§ **Exercise aim**
What lines in this listing contain the string "info"? Report each one by copying it.

----

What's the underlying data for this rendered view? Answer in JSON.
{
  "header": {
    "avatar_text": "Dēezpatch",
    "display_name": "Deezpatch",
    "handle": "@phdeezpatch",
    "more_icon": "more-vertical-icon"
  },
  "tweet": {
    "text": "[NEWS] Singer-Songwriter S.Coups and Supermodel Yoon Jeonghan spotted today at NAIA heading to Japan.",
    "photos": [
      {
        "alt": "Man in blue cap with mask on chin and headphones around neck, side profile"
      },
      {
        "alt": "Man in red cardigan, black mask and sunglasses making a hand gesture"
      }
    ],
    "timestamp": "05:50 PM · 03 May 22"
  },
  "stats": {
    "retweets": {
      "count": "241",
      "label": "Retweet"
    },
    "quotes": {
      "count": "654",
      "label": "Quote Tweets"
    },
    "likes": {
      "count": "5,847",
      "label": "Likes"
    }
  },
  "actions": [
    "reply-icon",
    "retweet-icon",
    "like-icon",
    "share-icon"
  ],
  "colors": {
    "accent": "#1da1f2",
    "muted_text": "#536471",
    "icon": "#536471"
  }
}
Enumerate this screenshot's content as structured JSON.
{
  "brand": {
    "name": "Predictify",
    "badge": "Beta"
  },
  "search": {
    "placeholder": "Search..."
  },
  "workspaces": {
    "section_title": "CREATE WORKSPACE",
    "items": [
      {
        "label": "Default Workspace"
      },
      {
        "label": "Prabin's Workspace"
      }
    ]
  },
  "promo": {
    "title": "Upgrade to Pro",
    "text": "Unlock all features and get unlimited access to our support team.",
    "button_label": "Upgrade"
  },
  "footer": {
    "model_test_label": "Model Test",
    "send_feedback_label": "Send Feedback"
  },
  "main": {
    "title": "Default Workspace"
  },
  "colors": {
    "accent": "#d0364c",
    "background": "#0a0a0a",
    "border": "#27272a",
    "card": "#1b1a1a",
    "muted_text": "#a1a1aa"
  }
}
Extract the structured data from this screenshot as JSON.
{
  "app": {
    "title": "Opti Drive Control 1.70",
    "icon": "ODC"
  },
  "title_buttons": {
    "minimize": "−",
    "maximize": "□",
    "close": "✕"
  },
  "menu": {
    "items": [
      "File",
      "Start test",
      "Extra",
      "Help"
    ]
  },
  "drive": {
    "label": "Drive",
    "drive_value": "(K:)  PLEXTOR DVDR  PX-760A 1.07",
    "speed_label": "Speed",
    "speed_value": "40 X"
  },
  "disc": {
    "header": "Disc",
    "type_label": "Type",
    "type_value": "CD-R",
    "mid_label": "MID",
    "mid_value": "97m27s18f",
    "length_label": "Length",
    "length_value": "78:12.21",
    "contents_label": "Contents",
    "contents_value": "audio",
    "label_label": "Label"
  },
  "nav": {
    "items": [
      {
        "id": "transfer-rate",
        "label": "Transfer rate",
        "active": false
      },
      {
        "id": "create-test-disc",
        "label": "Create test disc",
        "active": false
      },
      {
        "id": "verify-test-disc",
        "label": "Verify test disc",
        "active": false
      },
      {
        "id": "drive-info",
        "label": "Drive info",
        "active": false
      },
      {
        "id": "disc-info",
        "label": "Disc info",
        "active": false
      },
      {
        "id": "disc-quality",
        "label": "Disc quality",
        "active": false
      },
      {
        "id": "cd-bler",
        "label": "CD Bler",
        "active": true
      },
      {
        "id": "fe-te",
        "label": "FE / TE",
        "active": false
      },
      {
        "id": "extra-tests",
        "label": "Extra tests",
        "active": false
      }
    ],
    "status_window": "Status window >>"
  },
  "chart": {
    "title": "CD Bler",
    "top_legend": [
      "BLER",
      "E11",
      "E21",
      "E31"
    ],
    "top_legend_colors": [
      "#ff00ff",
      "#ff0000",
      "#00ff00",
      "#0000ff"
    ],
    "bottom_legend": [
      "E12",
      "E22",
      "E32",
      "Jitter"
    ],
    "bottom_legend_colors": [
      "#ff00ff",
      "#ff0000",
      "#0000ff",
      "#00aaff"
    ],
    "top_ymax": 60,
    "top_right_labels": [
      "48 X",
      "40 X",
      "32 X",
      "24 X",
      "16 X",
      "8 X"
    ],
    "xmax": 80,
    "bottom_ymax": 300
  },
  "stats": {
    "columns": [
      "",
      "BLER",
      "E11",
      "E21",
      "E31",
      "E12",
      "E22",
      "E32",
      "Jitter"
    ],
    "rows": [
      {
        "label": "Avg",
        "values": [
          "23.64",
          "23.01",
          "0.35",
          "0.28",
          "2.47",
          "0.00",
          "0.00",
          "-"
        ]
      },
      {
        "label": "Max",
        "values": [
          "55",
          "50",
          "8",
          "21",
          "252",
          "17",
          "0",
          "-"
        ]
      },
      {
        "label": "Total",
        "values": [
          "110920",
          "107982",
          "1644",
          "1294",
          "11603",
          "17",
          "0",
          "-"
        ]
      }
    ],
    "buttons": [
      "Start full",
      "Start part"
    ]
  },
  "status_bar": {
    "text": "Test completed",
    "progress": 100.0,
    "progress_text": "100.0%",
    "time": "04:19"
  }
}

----

§ **Task answer**
        "id": "drive-info",
        "label": "Drive info",
        "id": "disc-info",
        "label": "Disc info",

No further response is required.